Coordinating With the Utilities


The first inkling you have that something is going on within your community is the orange spray paint. You ask the worker why there is spray paint throughout the community, and he tells you that the underground utilities are being marked in advance of digging that will take place. The digging will be done by a communications company as they install fiber optic cable throughout your community. You suddenly remember how they dug up your community years ago when cable TV was first introduced, and vow to protect your community from another such butchering of its landscape, walks and streets.
If you are a Board member or a homeowner witnessing the marking of existing utilities within your neighborhood, contact your Community Manager to be sure that he or she is aware of the work the utility company has planned. The Community Manager can take it from there by contacting the local municipality to find out what rights the utility company has as well as consulting the community’s governing documents to review the section on easements. Armed with this knowledge, the Community Manager can then contact the utility company and arrange a meeting with the local field representative.
The Community Manager’s purpose in such an undertaking is to work with the local utility company to assure as much input as possible in the planning stages of the project. You as manager have valuable knowledge that they don’t regarding your community’s landscaping and grading and basic physical plant. You will be able to help utility representatives find the best location from the community’s viewpoint for the various components of their installation. The same utility representatives will also want to know how likely your homeowners will be to sign up for their service. They may not realize that large utility boxes located in small front yards will only anger the homeowners and may cause them to choose not to subscribe to the service. Because they are eager to sell their service to your homeowners, they typically will understand that working with you will be to their advantage.
Once the project is planned, ask the utility company to give you a copy of their blueprints or a diagram for your files. This is helpful when the community is doing excavation for its own projects at a later date. As always, you must have all underground utilities (electric, cable, gas, oil, water, sewer, etc.) marked before doing any excavation or digging in your community. In some municipalities, this is a requirement under local ordinance or state statute.
The utility company will install the main system before individual homes can be hooked up. During the installation process, your job is to make sure the utility company and its subcontractors work neatly and quickly with as little disruption to the homeowners as possible. These workers must be required to clean up on a daily basis, so the homeowners don’t come home to dirt or mud on their walkways, yards, or streets. They must keep permanent landscape damage to a minimum and replace anything they destroy. They are fond of telling you that grass will grow back or that a tree was not damaged despite its appearance. Do not hesitate to follow up on damage, even if it is not fully revealed until several months later. In a recent case, several sections of cement sidewalk were cracked by a utility company and replaced in the fall. The new cement cracked during the winter, and was replaced by the utility company in the spring because of the Community Manager’s insistence.
The utility company will often mail publicity and run advertisements to interest the homeowners about the availability of any new services. This is the second stage in how the Board and the Manager can be pro-active to protect the community. If you remember when cable TV was first being installed, residents would subscribe one-by-one.
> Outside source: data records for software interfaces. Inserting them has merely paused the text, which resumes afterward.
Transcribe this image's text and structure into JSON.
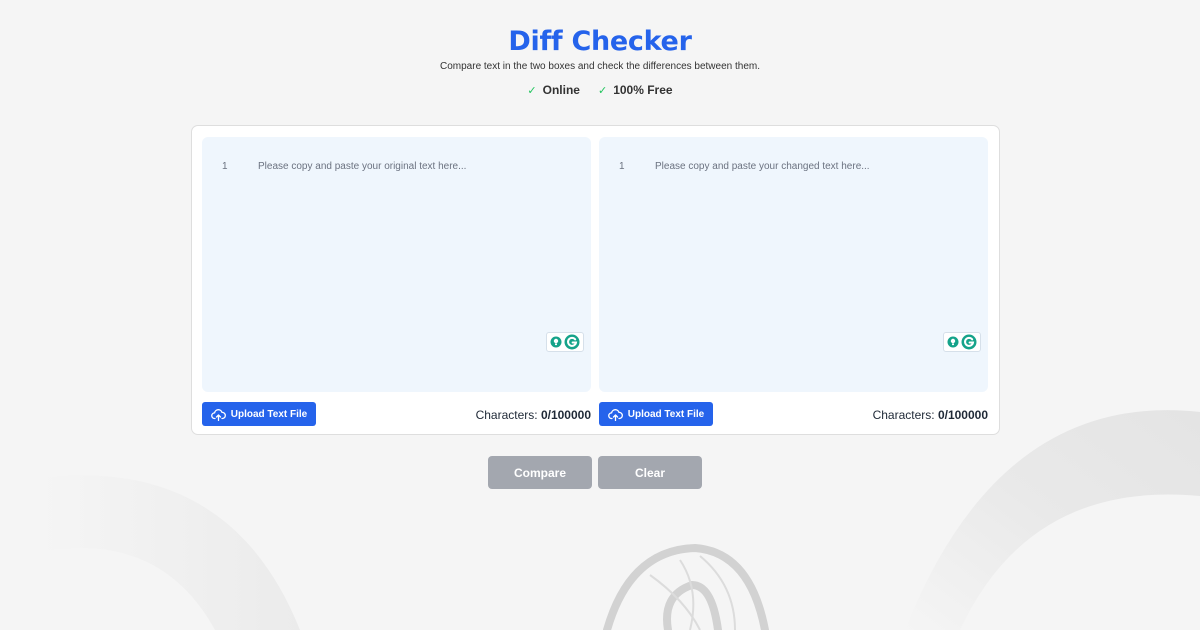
{
  "header": {
    "title": "Diff Checker",
    "subtitle": "Compare text in the two boxes and check the differences between them.",
    "features": [
      {
        "icon": "check-icon",
        "label": "Online"
      },
      {
        "icon": "check-icon",
        "label": "100% Free"
      }
    ]
  },
  "original": {
    "line_number": "1",
    "placeholder": "Please copy and paste your original text here...",
    "upload_label": "Upload Text File",
    "char_label": "Characters:",
    "char_value": "0/100000"
  },
  "changed": {
    "line_number": "1",
    "placeholder": "Please copy and paste your changed text here...",
    "upload_label": "Upload Text File",
    "char_label": "Characters:",
    "char_value": "0/100000"
  },
  "actions": {
    "compare_label": "Compare",
    "clear_label": "Clear"
  },
  "colors": {
    "accent": "#2563eb",
    "check": "#22c55e",
    "editor_bg": "#eff6fd",
    "disabled_button": "#a3a7af",
    "grammarly": "#15a38a"
  }
}
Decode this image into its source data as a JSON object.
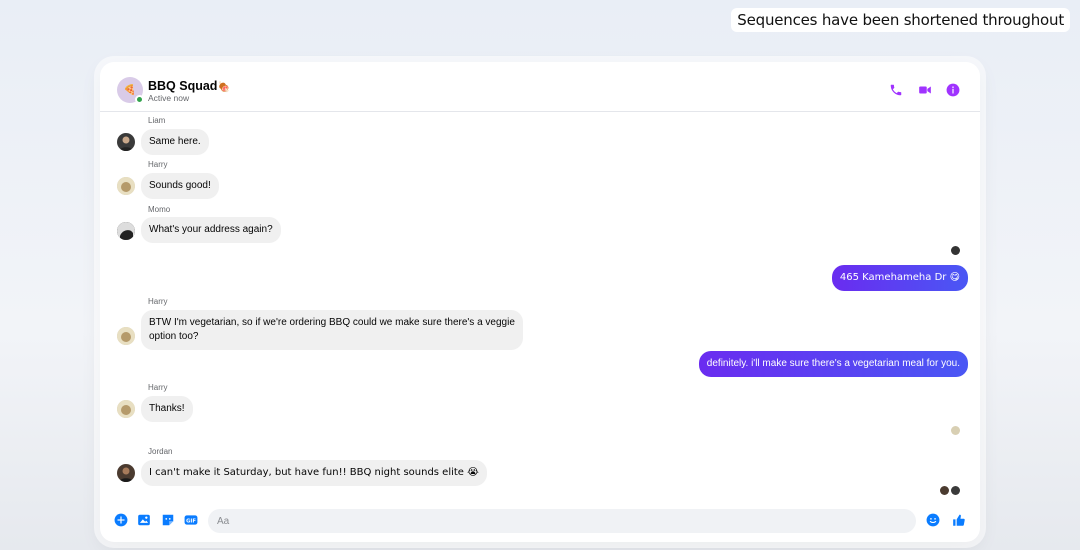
{
  "caption": "Sequences have been shortened throughout",
  "header": {
    "title": "BBQ Squad",
    "title_emoji": "🍖",
    "status": "Active now",
    "group_avatar_emoji": "🍕"
  },
  "messages": [
    {
      "sender": "Liam",
      "text": "Same here.",
      "direction": "in"
    },
    {
      "sender": "Harry",
      "text": "Sounds good!",
      "direction": "in"
    },
    {
      "sender": "Momo",
      "text": "What's your address again?",
      "direction": "in"
    },
    {
      "sender": "",
      "text": "465 Kamehameha Dr 😋",
      "direction": "out"
    },
    {
      "sender": "Harry",
      "text_line1": "BTW I'm vegetarian, so if we're ordering BBQ could we make sure there's a veggie",
      "text_line2": "option too?",
      "direction": "in"
    },
    {
      "sender": "",
      "text": "definitely. i'll make sure there's a vegetarian meal for you.",
      "direction": "out"
    },
    {
      "sender": "Harry",
      "text": "Thanks!",
      "direction": "in"
    },
    {
      "sender": "Jordan",
      "text": "I can't make it Saturday, but have fun!! BBQ night sounds elite 😭",
      "direction": "in"
    }
  ],
  "composer": {
    "placeholder": "Aa"
  },
  "colors": {
    "accent": "#a033ff",
    "outgoing_bubble": "#5b3bf5",
    "incoming_bubble": "#f0f0f0",
    "composer_icon": "#0a7cff",
    "online": "#31a24c"
  },
  "icons": {
    "call": "phone-icon",
    "video": "video-camera-icon",
    "info": "info-icon",
    "plus": "plus-circle-icon",
    "photo": "image-icon",
    "sticker": "sticker-icon",
    "gif": "gif-icon",
    "emoji": "smiley-icon",
    "like": "thumbs-up-icon"
  }
}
The cable TV company would dig a narrow trench to hook up one house, only to return a week later when yet another neighbor decided to subscribe and dig a new trench. This increased the number of trenches, doubled the damage to the landscaping, and was multiplied again and again as each household hooked up to the new service. Often, service to more than one house can be combined in one trench.
To avoid one-by-one installations, a coordinated effort between the utility company, the Board members and the Community Manager is the practical way to go. The first step is to ask the Board if they will allow the utility company to provide information about their service to the homeowners through the Management Office. If they agree, have them state in the Minutes that the Board does not have an interest in promoting the utility company. An example of such wording would be, “In no way does the Board or the Management Company endorse the product, only the chance to coordinate the installation.” The next step is to secure the cooperation of the utility company. Ask them to allow a sign-up period for your community of perhaps 30 days, after which they can install service to those who have signed up. Ask them to drop off enough advertising brochures to the Management Office for the homeowners who request it. The third step is to notify the homeowners that they can now subscribe to the new service. Emphasize that the Board is involved in the installation process in order to coordinate the work and minimize the damage to the community. It is important to state that the Board does not endorse one utility company over another, and that it encourages the residents to compare the services offered by all utility companies. The Board’s interest is to coordinate the installation process for those who choose this new service. Although homeowners are not required to make their choice within the sign-up period, those that do will reduce the amount of damage to the community’s landscaping, walkways and streets.
After the waiting period is over, provide the list to the utility company so they can coordinate the installation of those who wish to subscribe.
By taking a pro-active approach to the presence of a large utility company working in your community, the Board and the Manager can influence the layout of the system and promote coordinated installation to homeowners – – with the favorable result of reducing intrusion and damage to the community.
Donna Cawthorne, CMCA®, AMS®, PCAM®
Community Manager
Mid-Atlantic Management Corporation
This article is provided by Associa.